Denham said that in the 1970s, the health department contracted with a dentist who did cleanings for kids covered by Medicaid, but at some point, that service ended. Because the health department serves a seven-county district, it must demonstrate how a service offered only in one county will be supported by that county, whether through taxes, fees or other funding sources, Denham said. “It’s probably not feasible to offer (a clinic or a dentist) only in Daviess County if there was need in the other six counties,” he said.
Rather than working with an outside clinic, Denham said the health department would prefer to let DC-CAP, which is still a new program, try to add dental care to their services. He said he is willing for the health department to participate in discussions and plans with the community. “If it’s an identified public health need not otherwise being met, we have a responsibility to work with other groups to try to meet (it),” he said. “If this is something public health can help with, we’d be glad to.” He said the health department has so many other issues on its plate, though, that it wouldn’t be able to take the lead in a concerted effort to establish a clinic.

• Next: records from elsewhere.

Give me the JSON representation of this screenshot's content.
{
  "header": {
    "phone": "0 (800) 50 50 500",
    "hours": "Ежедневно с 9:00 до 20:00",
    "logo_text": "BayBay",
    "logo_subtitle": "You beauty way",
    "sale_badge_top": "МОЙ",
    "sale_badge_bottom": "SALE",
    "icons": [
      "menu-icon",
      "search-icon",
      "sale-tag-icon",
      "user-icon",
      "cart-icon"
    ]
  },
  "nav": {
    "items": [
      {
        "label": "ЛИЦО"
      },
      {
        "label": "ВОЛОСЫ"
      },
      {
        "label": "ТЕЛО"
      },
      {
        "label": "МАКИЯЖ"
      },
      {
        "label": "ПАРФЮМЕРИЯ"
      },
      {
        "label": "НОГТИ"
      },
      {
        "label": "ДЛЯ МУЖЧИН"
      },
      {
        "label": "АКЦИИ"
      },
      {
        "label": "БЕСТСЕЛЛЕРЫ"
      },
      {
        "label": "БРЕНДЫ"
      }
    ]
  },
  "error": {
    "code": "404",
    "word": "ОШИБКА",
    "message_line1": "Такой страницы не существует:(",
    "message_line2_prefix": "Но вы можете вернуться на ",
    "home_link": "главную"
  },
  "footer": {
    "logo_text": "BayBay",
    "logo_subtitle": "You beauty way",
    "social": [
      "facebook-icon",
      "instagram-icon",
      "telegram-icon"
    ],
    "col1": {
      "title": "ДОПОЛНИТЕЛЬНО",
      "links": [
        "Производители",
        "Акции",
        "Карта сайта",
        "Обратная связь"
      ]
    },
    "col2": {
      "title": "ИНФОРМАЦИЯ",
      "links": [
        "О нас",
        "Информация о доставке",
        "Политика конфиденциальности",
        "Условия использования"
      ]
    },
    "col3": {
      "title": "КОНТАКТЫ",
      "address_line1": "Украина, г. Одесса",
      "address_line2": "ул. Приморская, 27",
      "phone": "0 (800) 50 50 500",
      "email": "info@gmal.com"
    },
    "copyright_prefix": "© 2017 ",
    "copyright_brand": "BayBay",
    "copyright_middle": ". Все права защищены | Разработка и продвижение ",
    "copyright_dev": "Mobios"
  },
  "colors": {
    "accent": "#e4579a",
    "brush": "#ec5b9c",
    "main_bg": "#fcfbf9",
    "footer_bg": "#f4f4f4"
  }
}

Other options for dental care include trying to attract new graduates from the dental schools at the University of Kentucky and the University of Louisville (Kentucky is one of the few states with two dental schools). Dr. Raynor Mullins, the head of public health at UK’s college of dentistry, said officials are working on a concept called a regional dental center that would insert dental clinics into existing medical centers across the state. The program would serve as a combined research and service opportunity and part of the mission, he said, would be to reach disadvantaged people. UK officials are currently developing a prototype in Hazard. “It’s pretty clear we have oral health access problems across Kentucky,” Mullins said. We are always willing to sit down and talk with folks who want to partner in the community to improve the health of citizens.”
Mullins and Murphy also suggested mobile dental clinics that could visit schools and provide screenings and cleanings through the Medicaid program.
Whatever the final solution turns out to be, advocates are clear about one thing: there must be a solution. Too many children are hurting.